ASSIGNMENT:
Say how many lines in the entries hold the word "time", and reply with that number only.

INFORMATION SHOWN:
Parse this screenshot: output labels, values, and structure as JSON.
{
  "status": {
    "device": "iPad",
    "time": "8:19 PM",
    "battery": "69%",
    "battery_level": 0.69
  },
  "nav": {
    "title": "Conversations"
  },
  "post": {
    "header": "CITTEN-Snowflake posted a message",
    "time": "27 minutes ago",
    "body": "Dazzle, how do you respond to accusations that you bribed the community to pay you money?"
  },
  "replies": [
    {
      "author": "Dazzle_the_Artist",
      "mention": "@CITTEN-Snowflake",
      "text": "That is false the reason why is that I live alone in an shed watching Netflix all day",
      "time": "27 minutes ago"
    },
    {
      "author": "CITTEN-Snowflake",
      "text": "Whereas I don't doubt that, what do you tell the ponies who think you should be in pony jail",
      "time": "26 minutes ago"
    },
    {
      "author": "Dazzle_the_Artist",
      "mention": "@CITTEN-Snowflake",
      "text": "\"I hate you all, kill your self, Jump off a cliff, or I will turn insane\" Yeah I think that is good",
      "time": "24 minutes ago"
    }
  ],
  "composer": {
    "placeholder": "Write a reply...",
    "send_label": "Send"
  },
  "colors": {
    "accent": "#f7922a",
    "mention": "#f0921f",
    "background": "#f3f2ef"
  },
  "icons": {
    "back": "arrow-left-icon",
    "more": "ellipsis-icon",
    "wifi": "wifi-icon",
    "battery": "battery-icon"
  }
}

RESULT BELOW:
5